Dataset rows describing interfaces
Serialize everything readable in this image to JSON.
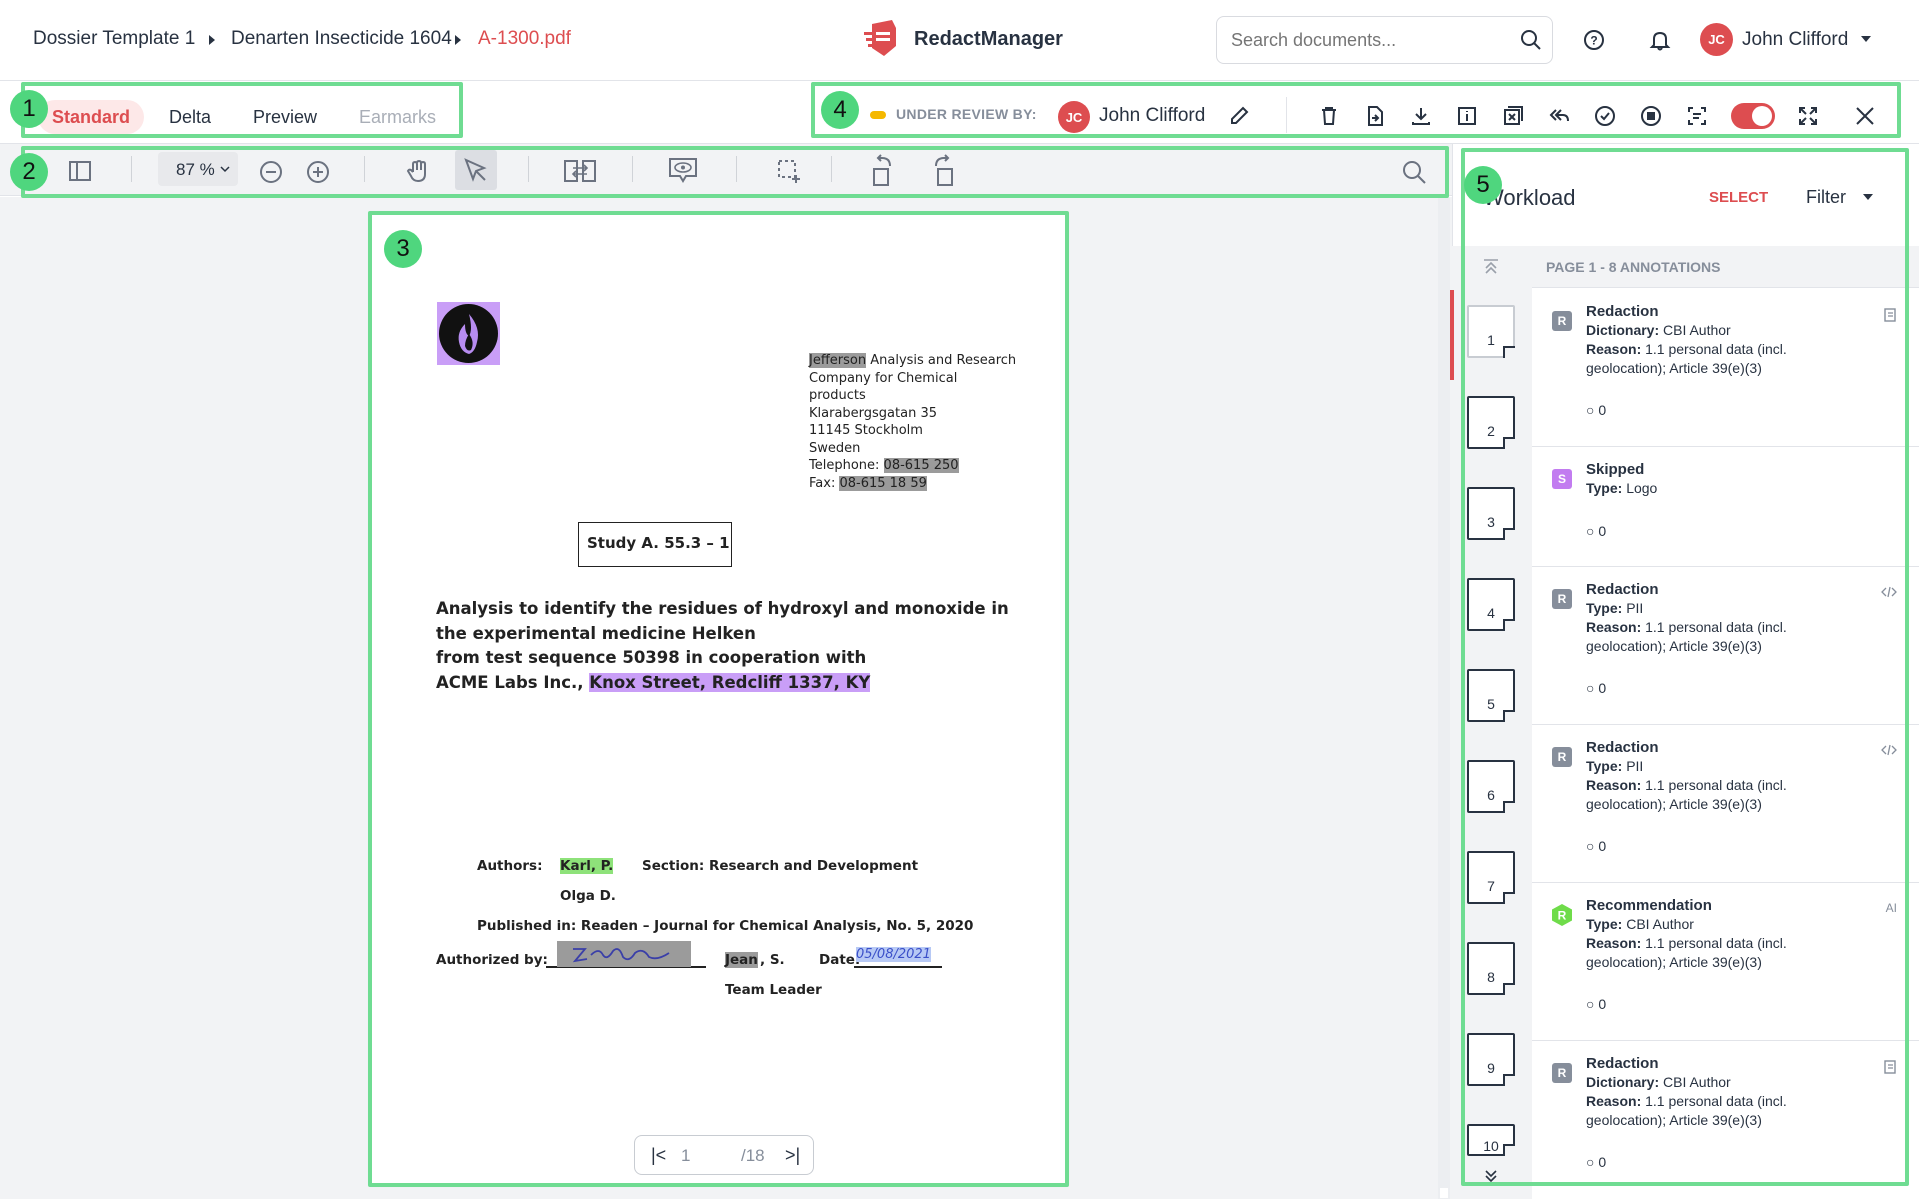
{
  "breadcrumb": {
    "items": [
      "Dossier Template 1",
      "Denarten Insecticide 1604",
      "A-1300.pdf"
    ]
  },
  "brand": {
    "name": "RedactManager",
    "accent": "#dd4d50"
  },
  "search": {
    "placeholder": "Search documents..."
  },
  "user": {
    "initials": "JC",
    "name": "John Clifford"
  },
  "tabs": [
    "Standard",
    "Delta",
    "Preview",
    "Earmarks"
  ],
  "review": {
    "label": "UNDER REVIEW BY:",
    "initials": "JC",
    "name": "John Clifford"
  },
  "zoom": {
    "value": "87 %"
  },
  "badges": [
    "1",
    "2",
    "3",
    "4",
    "5"
  ],
  "document": {
    "company": [
      "Jefferson",
      " Analysis and Research",
      "Company for Chemical",
      "products",
      "Klarabergsgatan 35",
      "11145 Stockholm",
      "Sweden"
    ],
    "telephone_label": "Telephone: ",
    "telephone": "08-615 250",
    "fax_label": "Fax: ",
    "fax": "08-615 18 59",
    "study": "Study A. 55.3 – 1",
    "title": [
      "Analysis to identify the residues of hydroxyl and monoxide in",
      "the experimental medicine Helken",
      "from test sequence 50398 in cooperation with",
      "ACME Labs Inc., "
    ],
    "address": "Knox Street, Redcliff 1337, KY",
    "authors_label": "Authors:",
    "author1": "Karl, P.",
    "section": "Section: Research and Development",
    "author2": "Olga D.",
    "published": "Published in: Readen – Journal for Chemical Analysis, No. 5, 2020",
    "authorized_label": "Authorized by:",
    "signer": "Jean",
    "signer_rest": ", S.",
    "date_label": "Date:",
    "date_value": "05/08/2021",
    "team_leader": "Team Leader"
  },
  "pagination": {
    "current": "1",
    "total": "/18"
  },
  "panel": {
    "title": "Workload",
    "select": "SELECT",
    "filter": "Filter",
    "page_header": "PAGE 1 - 8 ANNOTATIONS"
  },
  "thumbnails": [
    "1",
    "2",
    "3",
    "4",
    "5",
    "6",
    "7",
    "8",
    "9",
    "10"
  ],
  "annotations": [
    {
      "icon": "R",
      "title": "Redaction",
      "l1k": "Dictionary:",
      "l1v": " CBI Author",
      "l2k": "Reason:",
      "l2v": " 1.1 personal data (incl. geolocation); Article 39(e)(3)",
      "comments": "0"
    },
    {
      "icon": "S",
      "title": "Skipped",
      "l1k": "Type:",
      "l1v": " Logo",
      "comments": "0"
    },
    {
      "icon": "R",
      "title": "Redaction",
      "l1k": "Type:",
      "l1v": " PII",
      "l2k": "Reason:",
      "l2v": " 1.1 personal data (incl. geolocation); Article 39(e)(3)",
      "comments": "0"
    },
    {
      "icon": "R",
      "title": "Redaction",
      "l1k": "Type:",
      "l1v": " PII",
      "l2k": "Reason:",
      "l2v": " 1.1 personal data (incl. geolocation); Article 39(e)(3)",
      "comments": "0"
    },
    {
      "icon": "R",
      "title": "Recommendation",
      "l1k": "Type:",
      "l1v": " CBI Author",
      "l2k": "Reason:",
      "l2v": " 1.1 personal data (incl. geolocation); Article 39(e)(3)",
      "comments": "0",
      "corner": "AI"
    },
    {
      "icon": "R",
      "title": "Redaction",
      "l1k": "Dictionary:",
      "l1v": " CBI Author",
      "l2k": "Reason:",
      "l2v": " 1.1 personal data (incl. geolocation); Article 39(e)(3)",
      "comments": "0"
    }
  ]
}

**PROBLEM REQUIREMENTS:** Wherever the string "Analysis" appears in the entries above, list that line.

**TASK RESPONSE:**
      " Analysis and Research",
      "Analysis to identify the residues of hydroxyl and monoxide in",
    "published": "Published in: Readen – Journal for Chemical Analysis, No. 5, 2020",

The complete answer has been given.